# [Problem]
Going through the listing below, work out how many lines include "Demographics" and give that number by itself.

──────

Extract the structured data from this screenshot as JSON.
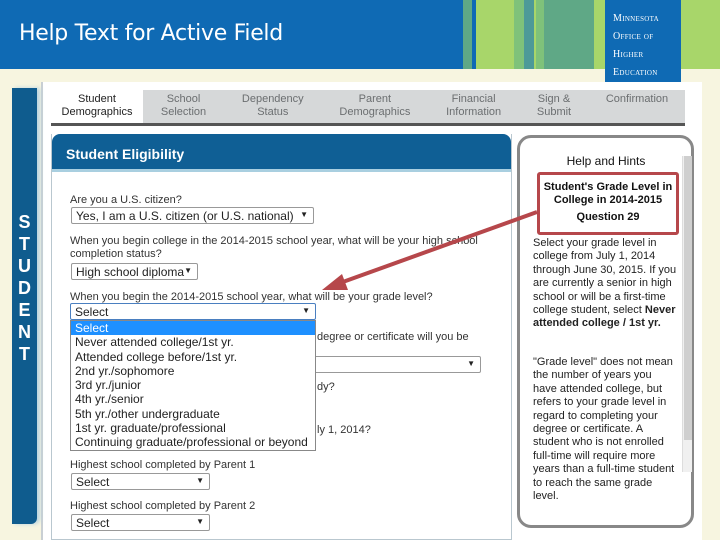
{
  "banner": {
    "title": "Help Text for Active Field",
    "logo_lines": [
      "Minnesota",
      "Office of",
      "Higher",
      "Education"
    ],
    "colors": {
      "blue": "#0f6ab4",
      "green_light": "#a8d66a",
      "green_dark": "#5fa886"
    }
  },
  "side_tab": {
    "letters": [
      "S",
      "T",
      "U",
      "D",
      "E",
      "N",
      "T"
    ]
  },
  "tabs": [
    {
      "label": "Student Demographics",
      "line1": "Student",
      "line2": "Demographics",
      "active": true
    },
    {
      "label": "School Selection",
      "line1": "School",
      "line2": "Selection",
      "active": false
    },
    {
      "label": "Dependency Status",
      "line1": "Dependency",
      "line2": "Status",
      "active": false
    },
    {
      "label": "Parent Demographics",
      "line1": "Parent",
      "line2": "Demographics",
      "active": false
    },
    {
      "label": "Financial Information",
      "line1": "Financial",
      "line2": "Information",
      "active": false
    },
    {
      "label": "Sign & Submit",
      "line1": "Sign &",
      "line2": "Submit",
      "active": false
    },
    {
      "label": "Confirmation",
      "line1": "Confirmation",
      "line2": "",
      "active": false
    }
  ],
  "form": {
    "section_title": "Student Eligibility",
    "q_citizen": "Are you a U.S. citizen?",
    "citizen_value": "Yes, I am a U.S. citizen (or U.S. national)",
    "q_hs_status_1": "When you begin college in the 2014-2015 school year, what will be your high school",
    "q_hs_status_2": "completion status?",
    "hs_status_value": "High school diploma",
    "q_grade_level": "When you begin the 2014-2015 school year, what will be your grade level?",
    "grade_level_value": "Select",
    "q_degree_partial": "degree or certificate will you be",
    "q_study_partial": "dy?",
    "q_date_partial": "ly 1, 2014?",
    "q_parent1": "Highest school completed by Parent 1",
    "parent1_value": "Select",
    "q_parent2": "Highest school completed by Parent 2",
    "parent2_value": "Select",
    "grade_options": [
      "Select",
      "Never attended college/1st yr.",
      "Attended college before/1st yr.",
      "2nd yr./sophomore",
      "3rd yr./junior",
      "4th yr./senior",
      "5th yr./other undergraduate",
      "1st yr. graduate/professional",
      "Continuing graduate/professional or beyond"
    ],
    "highlighted_option": "Select"
  },
  "help": {
    "title": "Help and Hints",
    "box_line1": "Student's Grade Level in",
    "box_line2": "College in 2014-2015",
    "box_line3": "Question 29",
    "para1": "Select your grade level in college from July 1, 2014 through June 30, 2015. If you are currently a senior in high school or will be a first-time college student, select",
    "para1_bold": "Never attended college / 1st yr.",
    "para2": "\"Grade level\" does not mean the number of years you have attended college, but refers to your grade level in regard to completing your degree or certificate. A student who is not enrolled full-time will require more years than a full-time student to reach the same grade level."
  }
}
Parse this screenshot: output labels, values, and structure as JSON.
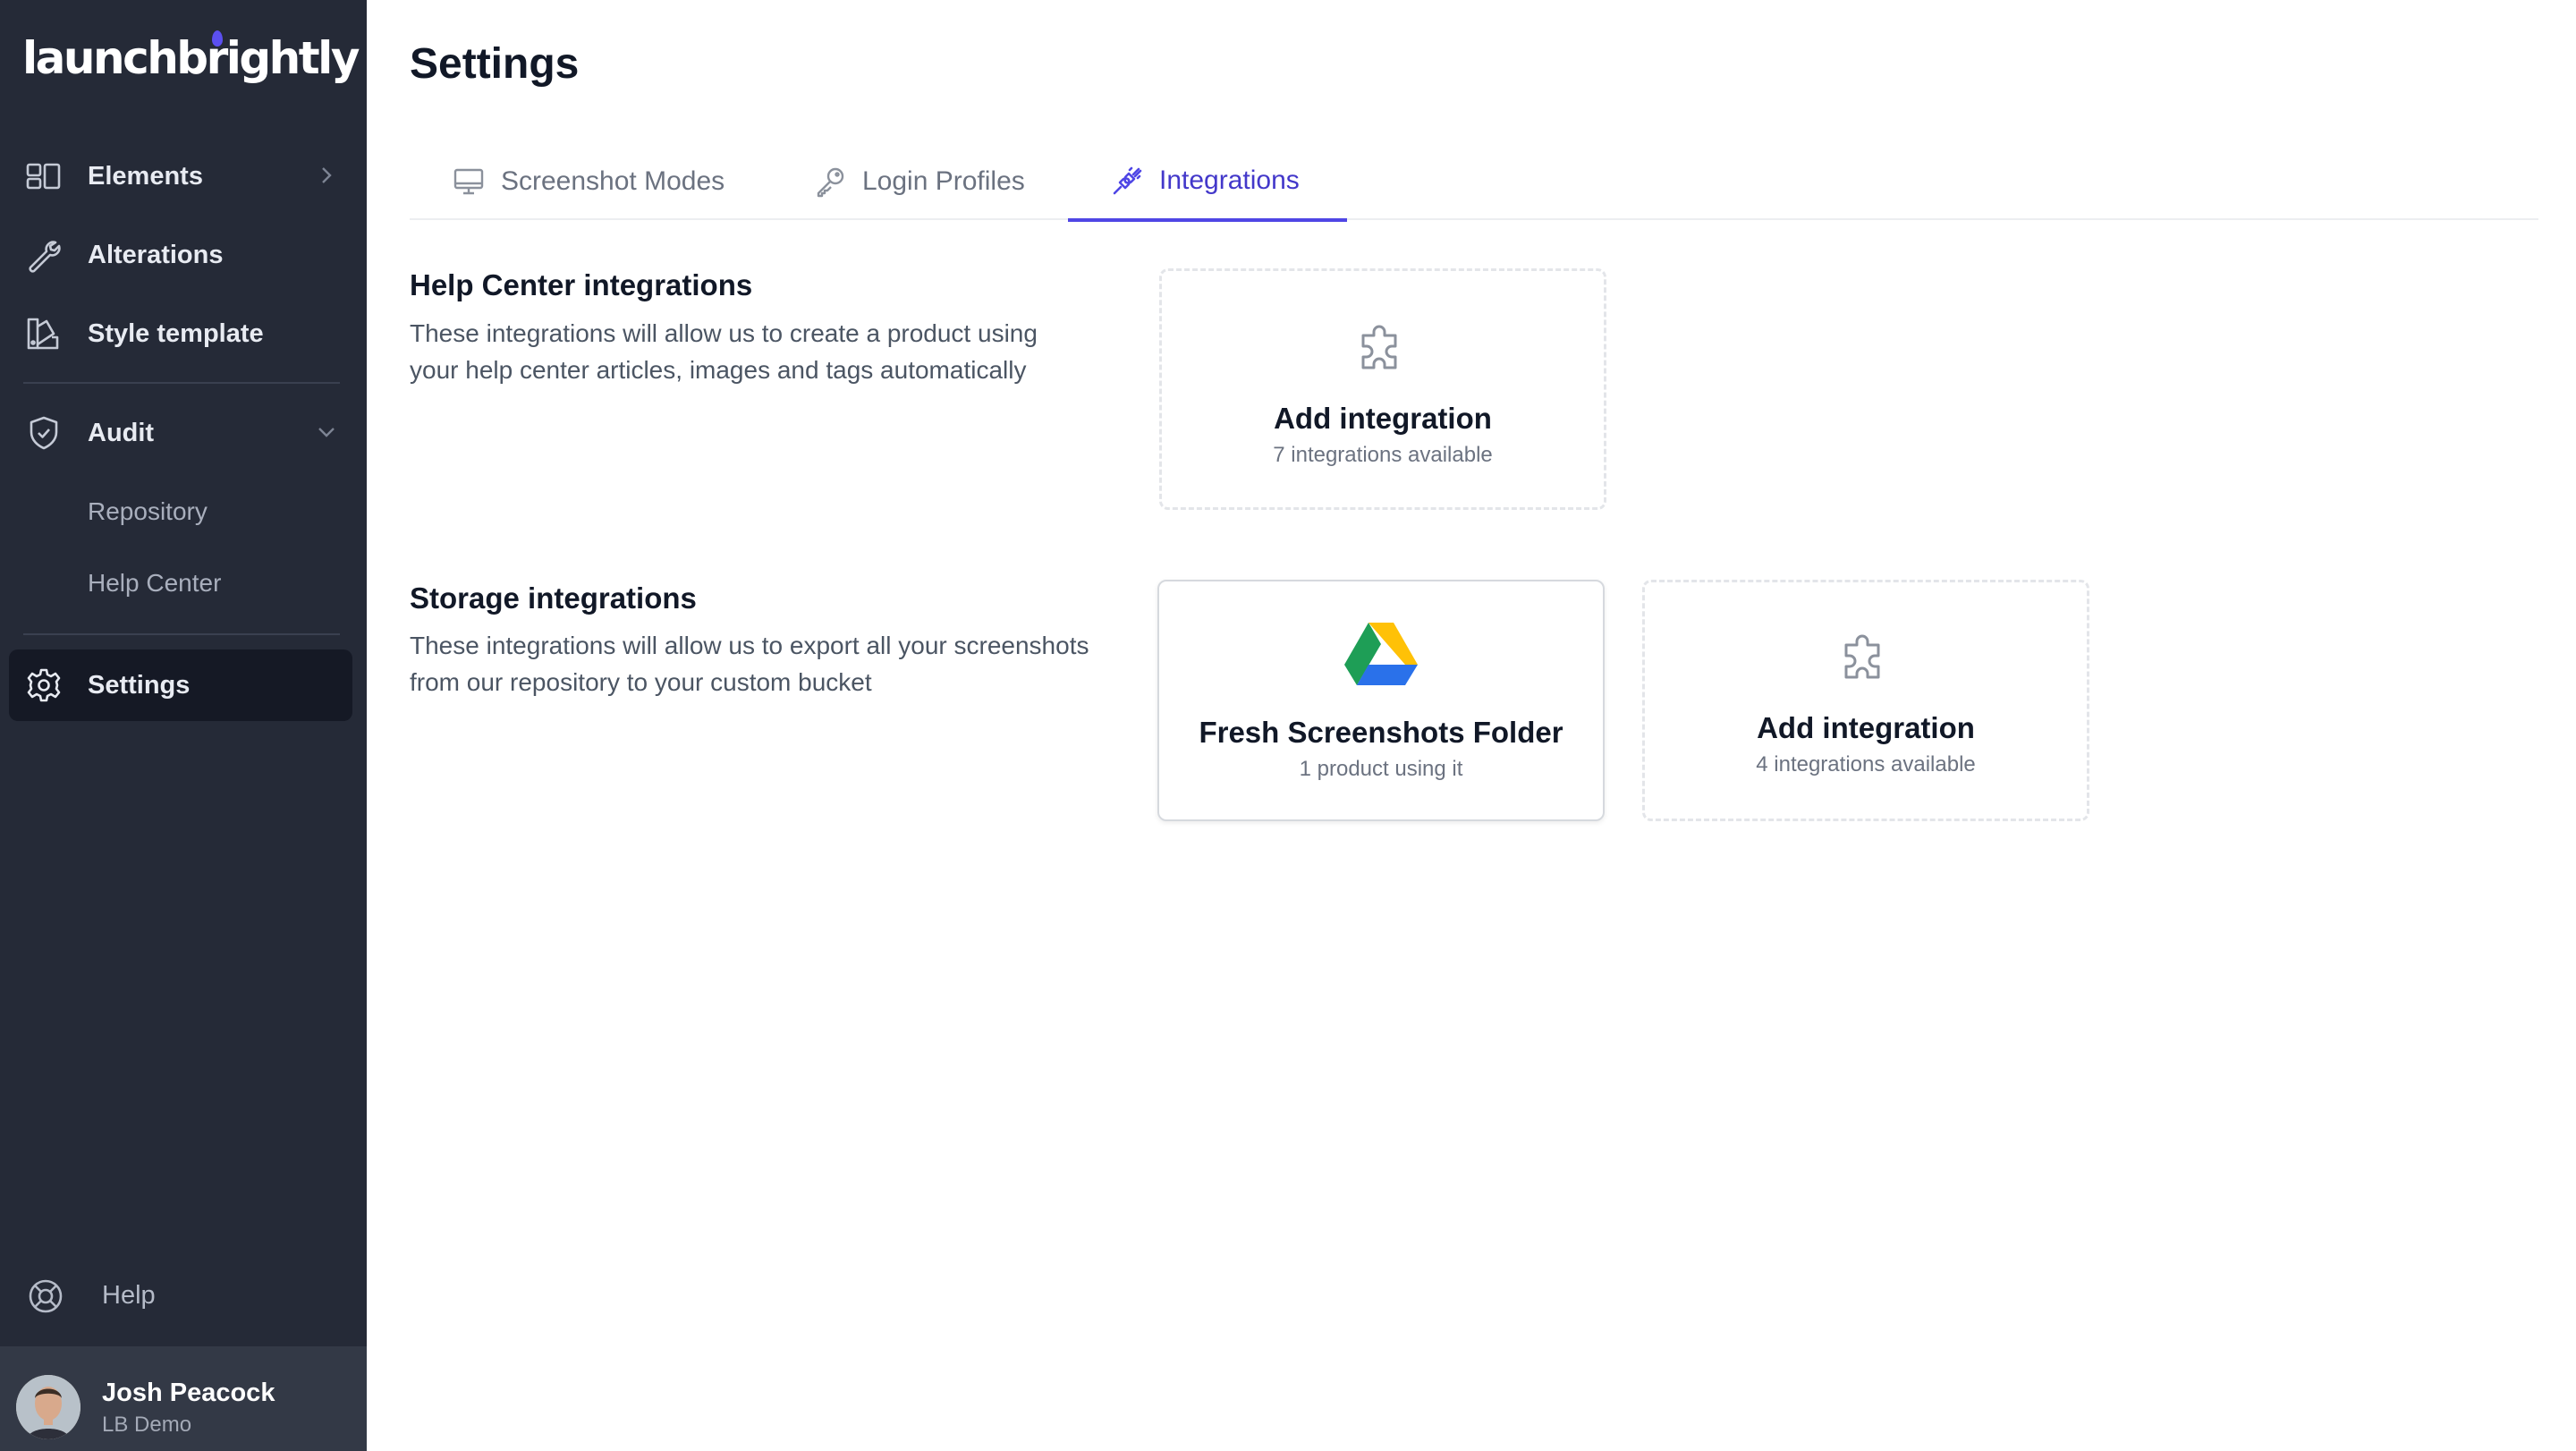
{
  "app": {
    "logo_text": "launchbrightly"
  },
  "sidebar": {
    "items": [
      {
        "label": "Elements",
        "icon": "layout-icon"
      },
      {
        "label": "Alterations",
        "icon": "wrench-icon"
      },
      {
        "label": "Style template",
        "icon": "palette-icon"
      },
      {
        "label": "Audit",
        "icon": "shield-check-icon"
      },
      {
        "label": "Settings",
        "icon": "gear-icon"
      }
    ],
    "audit_children": [
      "Repository",
      "Help Center"
    ],
    "help_label": "Help",
    "user": {
      "name": "Josh Peacock",
      "org": "LB Demo"
    }
  },
  "main": {
    "title": "Settings",
    "tabs": [
      {
        "label": "Screenshot Modes",
        "icon": "monitor-icon",
        "active": false
      },
      {
        "label": "Login Profiles",
        "icon": "key-icon",
        "active": false
      },
      {
        "label": "Integrations",
        "icon": "plug-icon",
        "active": true
      }
    ],
    "sections": [
      {
        "title": "Help Center integrations",
        "description": "These integrations will allow us to create a product using your help center articles, images and tags automatically",
        "cards": [
          {
            "title": "Add integration",
            "subtitle": "7 integrations available",
            "icon": "puzzle-icon"
          }
        ]
      },
      {
        "title": "Storage integrations",
        "description": "These integrations will allow us to export all your screenshots from our repository to your custom bucket",
        "cards": [
          {
            "title": "Fresh Screenshots Folder",
            "subtitle": "1 product using it",
            "icon": "google-drive-icon"
          },
          {
            "title": "Add integration",
            "subtitle": "4 integrations available",
            "icon": "puzzle-icon"
          }
        ]
      }
    ]
  },
  "colors": {
    "sidebar_bg": "#252a37",
    "accent": "#4f46e5",
    "active_tab_text": "#4338ca"
  }
}
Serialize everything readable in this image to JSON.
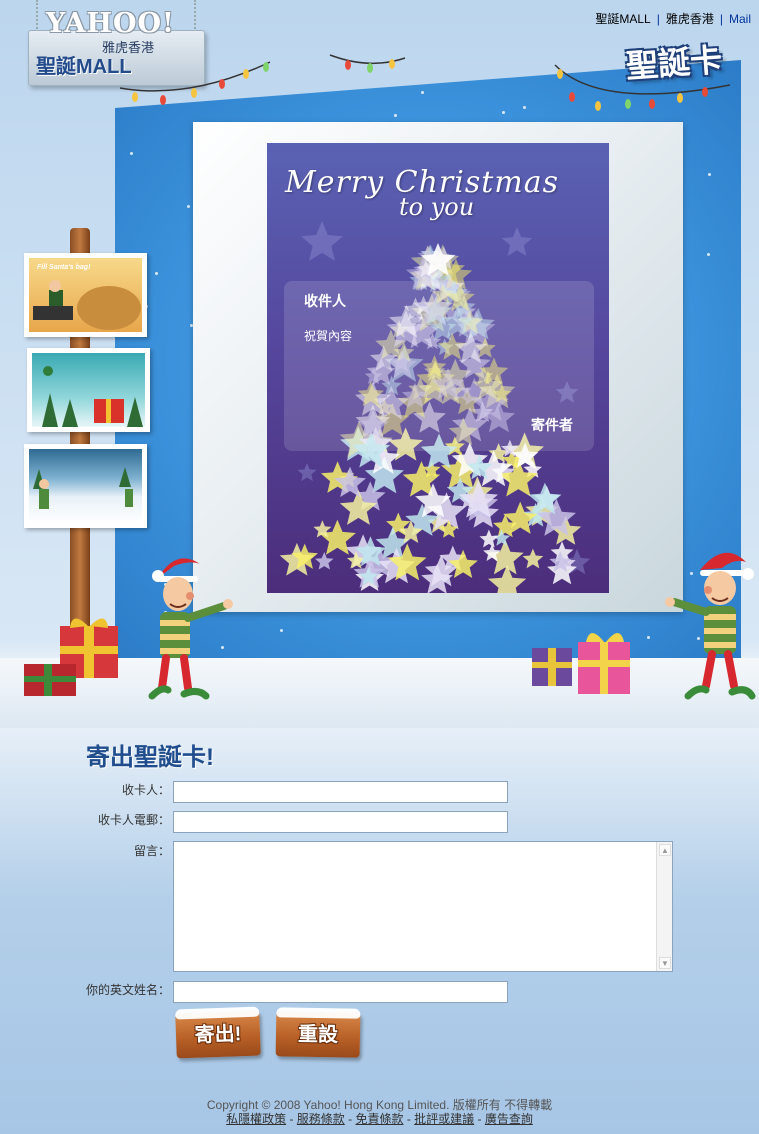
{
  "top_links": [
    {
      "label": "聖誕MALL"
    },
    {
      "label": "雅虎香港"
    },
    {
      "label": "Mail"
    }
  ],
  "logo": {
    "main": "YAHOO!",
    "sub": "雅虎香港",
    "mall": "聖誕MALL"
  },
  "page_title": "聖誕卡",
  "card": {
    "title_line1": "Merry Christmas",
    "title_line2": "to you",
    "recipient_label": "收件人",
    "greeting_label": "祝賀內容",
    "sender_label": "寄件者"
  },
  "thumbnails": [
    {
      "caption": "Fill Santa's bag!"
    },
    {
      "caption": ""
    },
    {
      "caption": ""
    }
  ],
  "form": {
    "title": "寄出聖誕卡!",
    "recipient_label": "收卡人：",
    "recipient_value": "",
    "recipient_email_label": "收卡人電郵：",
    "recipient_email_value": "",
    "message_label": "留言：",
    "message_value": "",
    "sender_name_label": "你的英文姓名：",
    "sender_name_value": "",
    "send_button": "寄出!",
    "reset_button": "重設"
  },
  "footer": {
    "copyright": "Copyright © 2008 Yahoo! Hong Kong Limited. 版權所有 不得轉載",
    "links": [
      {
        "label": "私隱權政策"
      },
      {
        "label": "服務條款"
      },
      {
        "label": "免責條款"
      },
      {
        "label": "批評或建議"
      },
      {
        "label": "廣告查詢"
      }
    ],
    "separator": " - "
  },
  "colors": {
    "board_blue": "#3d94dd",
    "card_purple": "#55479d",
    "title_blue": "#1f4d8d",
    "button_wood": "#b65e25"
  }
}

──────

# [Response to this exercise]
4